:: Task goal ::
Give the data below again, word for word.

:: Listed entries ::
-- -- --
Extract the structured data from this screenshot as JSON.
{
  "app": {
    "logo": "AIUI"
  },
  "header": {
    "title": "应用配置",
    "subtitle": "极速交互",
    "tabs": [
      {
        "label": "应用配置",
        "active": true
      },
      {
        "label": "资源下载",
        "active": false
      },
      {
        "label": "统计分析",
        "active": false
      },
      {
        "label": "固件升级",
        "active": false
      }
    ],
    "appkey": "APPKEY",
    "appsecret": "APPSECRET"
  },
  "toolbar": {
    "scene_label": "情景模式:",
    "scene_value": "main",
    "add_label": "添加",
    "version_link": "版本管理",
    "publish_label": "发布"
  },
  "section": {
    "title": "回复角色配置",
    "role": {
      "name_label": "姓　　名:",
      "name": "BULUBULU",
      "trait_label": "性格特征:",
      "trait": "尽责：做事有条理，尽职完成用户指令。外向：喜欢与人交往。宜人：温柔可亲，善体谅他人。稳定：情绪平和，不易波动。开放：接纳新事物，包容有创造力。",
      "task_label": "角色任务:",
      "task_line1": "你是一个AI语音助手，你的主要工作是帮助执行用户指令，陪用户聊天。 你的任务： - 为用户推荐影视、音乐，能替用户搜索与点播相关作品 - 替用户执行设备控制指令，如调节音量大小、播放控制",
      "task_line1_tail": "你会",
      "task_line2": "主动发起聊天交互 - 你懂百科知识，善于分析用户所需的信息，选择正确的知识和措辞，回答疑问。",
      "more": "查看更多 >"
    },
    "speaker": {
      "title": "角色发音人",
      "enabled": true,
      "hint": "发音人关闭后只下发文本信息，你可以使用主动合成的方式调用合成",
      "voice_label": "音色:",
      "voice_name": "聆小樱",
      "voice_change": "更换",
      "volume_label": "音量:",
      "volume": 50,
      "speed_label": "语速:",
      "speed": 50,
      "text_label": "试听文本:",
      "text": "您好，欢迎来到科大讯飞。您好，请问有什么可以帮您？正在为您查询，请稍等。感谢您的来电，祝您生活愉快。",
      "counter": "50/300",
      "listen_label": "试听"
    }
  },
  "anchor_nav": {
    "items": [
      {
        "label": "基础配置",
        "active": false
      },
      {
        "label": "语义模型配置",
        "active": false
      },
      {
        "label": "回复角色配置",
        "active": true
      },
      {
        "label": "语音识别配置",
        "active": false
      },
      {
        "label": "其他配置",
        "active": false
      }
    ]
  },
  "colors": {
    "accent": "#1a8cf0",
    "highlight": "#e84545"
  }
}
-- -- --
:: Problem solution ::
Extract the structured data from this screenshot as JSON.
{
  "app": {
    "logo": "AIUI"
  },
  "header": {
    "title": "应用配置",
    "subtitle": "极速交互",
    "tabs": [
      {
        "label": "应用配置",
        "active": true
      },
      {
        "label": "资源下载",
        "active": false
      },
      {
        "label": "统计分析",
        "active": false
      },
      {
        "label": "固件升级",
        "active": false
      }
    ],
    "appkey": "APPKEY",
    "appsecret": "APPSECRET"
  },
  "toolbar": {
    "scene_label": "情景模式:",
    "scene_value": "main",
    "add_label": "添加",
    "version_link": "版本管理",
    "publish_label": "发布"
  },
  "section": {
    "title": "回复角色配置",
    "role": {
      "name_label": "姓　　名:",
      "name": "BULUBULU",
      "trait_label": "性格特征:",
      "trait": "尽责：做事有条理，尽职完成用户指令。外向：喜欢与人交往。宜人：温柔可亲，善体谅他人。稳定：情绪平和，不易波动。开放：接纳新事物，包容有创造力。",
      "task_label": "角色任务:",
      "task_line1": "你是一个AI语音助手，你的主要工作是帮助执行用户指令，陪用户聊天。 你的任务： - 为用户推荐影视、音乐，能替用户搜索与点播相关作品 - 替用户执行设备控制指令，如调节音量大小、播放控制",
      "task_line1_tail": "你会",
      "task_line2": "主动发起聊天交互 - 你懂百科知识，善于分析用户所需的信息，选择正确的知识和措辞，回答疑问。",
      "more": "查看更多 >"
    },
    "speaker": {
      "title": "角色发音人",
      "enabled": true,
      "hint": "发音人关闭后只下发文本信息，你可以使用主动合成的方式调用合成",
      "voice_label": "音色:",
      "voice_name": "聆小樱",
      "voice_change": "更换",
      "volume_label": "音量:",
      "volume": 50,
      "speed_label": "语速:",
      "speed": 50,
      "text_label": "试听文本:",
      "text": "您好，欢迎来到科大讯飞。您好，请问有什么可以帮您？正在为您查询，请稍等。感谢您的来电，祝您生活愉快。",
      "counter": "50/300",
      "listen_label": "试听"
    }
  },
  "anchor_nav": {
    "items": [
      {
        "label": "基础配置",
        "active": false
      },
      {
        "label": "语义模型配置",
        "active": false
      },
      {
        "label": "回复角色配置",
        "active": true
      },
      {
        "label": "语音识别配置",
        "active": false
      },
      {
        "label": "其他配置",
        "active": false
      }
    ]
  },
  "colors": {
    "accent": "#1a8cf0",
    "highlight": "#e84545"
  }
}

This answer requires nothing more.